• _Data records_:
++++++

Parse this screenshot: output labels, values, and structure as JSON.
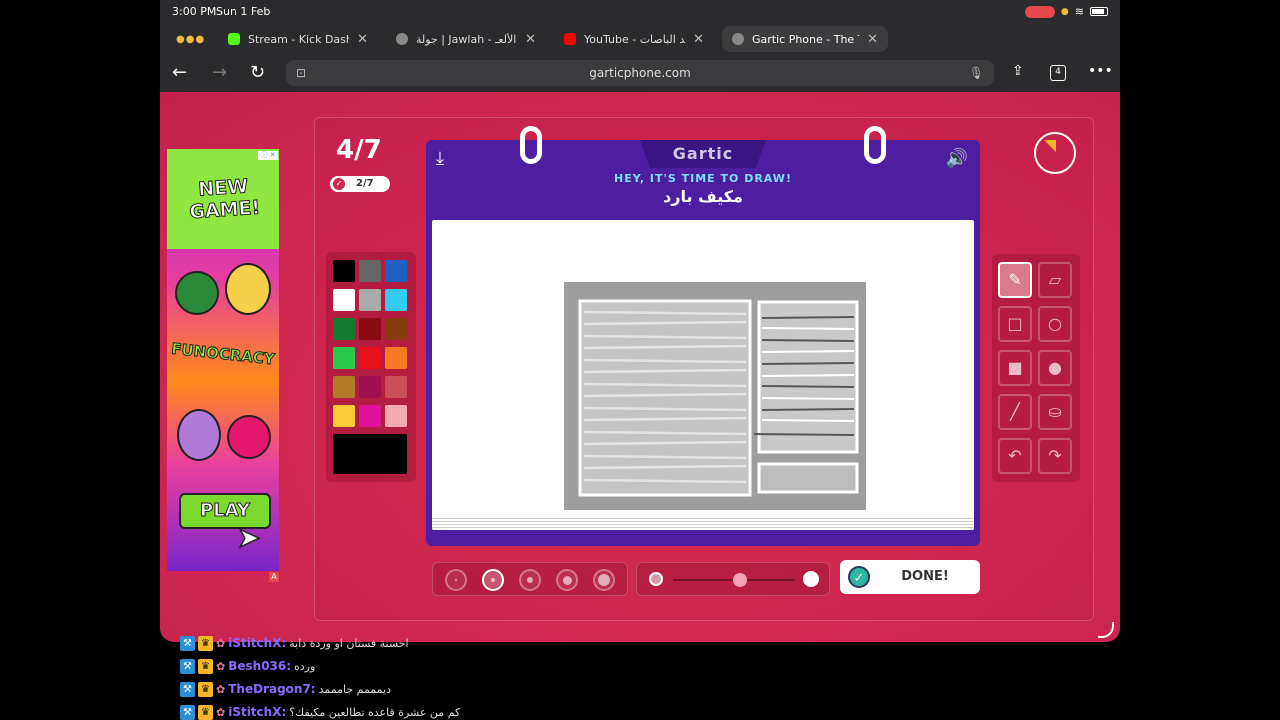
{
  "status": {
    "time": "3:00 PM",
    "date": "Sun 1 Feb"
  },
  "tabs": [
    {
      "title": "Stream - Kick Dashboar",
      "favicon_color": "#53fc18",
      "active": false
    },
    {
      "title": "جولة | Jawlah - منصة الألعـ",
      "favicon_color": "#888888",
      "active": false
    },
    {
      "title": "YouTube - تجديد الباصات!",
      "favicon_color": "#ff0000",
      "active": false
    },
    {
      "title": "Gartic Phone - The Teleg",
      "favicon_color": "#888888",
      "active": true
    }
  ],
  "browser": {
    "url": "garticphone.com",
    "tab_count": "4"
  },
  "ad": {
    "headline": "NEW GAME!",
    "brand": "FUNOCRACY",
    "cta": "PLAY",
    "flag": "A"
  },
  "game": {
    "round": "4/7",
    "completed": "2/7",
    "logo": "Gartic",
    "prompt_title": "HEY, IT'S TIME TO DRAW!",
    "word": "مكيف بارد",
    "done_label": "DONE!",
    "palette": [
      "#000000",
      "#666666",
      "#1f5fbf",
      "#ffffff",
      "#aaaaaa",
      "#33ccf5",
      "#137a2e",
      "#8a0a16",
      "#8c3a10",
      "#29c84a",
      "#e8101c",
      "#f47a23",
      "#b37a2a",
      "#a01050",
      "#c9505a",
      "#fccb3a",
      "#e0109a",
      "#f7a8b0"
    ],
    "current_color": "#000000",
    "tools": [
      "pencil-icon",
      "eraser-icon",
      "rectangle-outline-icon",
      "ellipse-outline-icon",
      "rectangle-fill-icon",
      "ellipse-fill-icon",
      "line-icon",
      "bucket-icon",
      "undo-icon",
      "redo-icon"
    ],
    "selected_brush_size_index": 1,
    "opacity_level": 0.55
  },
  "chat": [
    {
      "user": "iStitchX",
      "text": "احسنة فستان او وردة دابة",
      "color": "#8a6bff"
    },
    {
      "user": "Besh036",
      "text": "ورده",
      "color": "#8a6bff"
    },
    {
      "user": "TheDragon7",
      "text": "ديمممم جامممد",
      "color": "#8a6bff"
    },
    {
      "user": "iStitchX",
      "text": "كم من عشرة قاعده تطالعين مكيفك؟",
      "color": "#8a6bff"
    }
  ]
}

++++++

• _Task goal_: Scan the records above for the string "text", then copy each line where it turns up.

• _Your solution_:
      "text": "احسنة فستان او وردة دابة",
      "text": "ورده",
      "text": "ديمممم جامممد",
      "text": "كم من عشرة قاعده تطالعين مكيفك؟",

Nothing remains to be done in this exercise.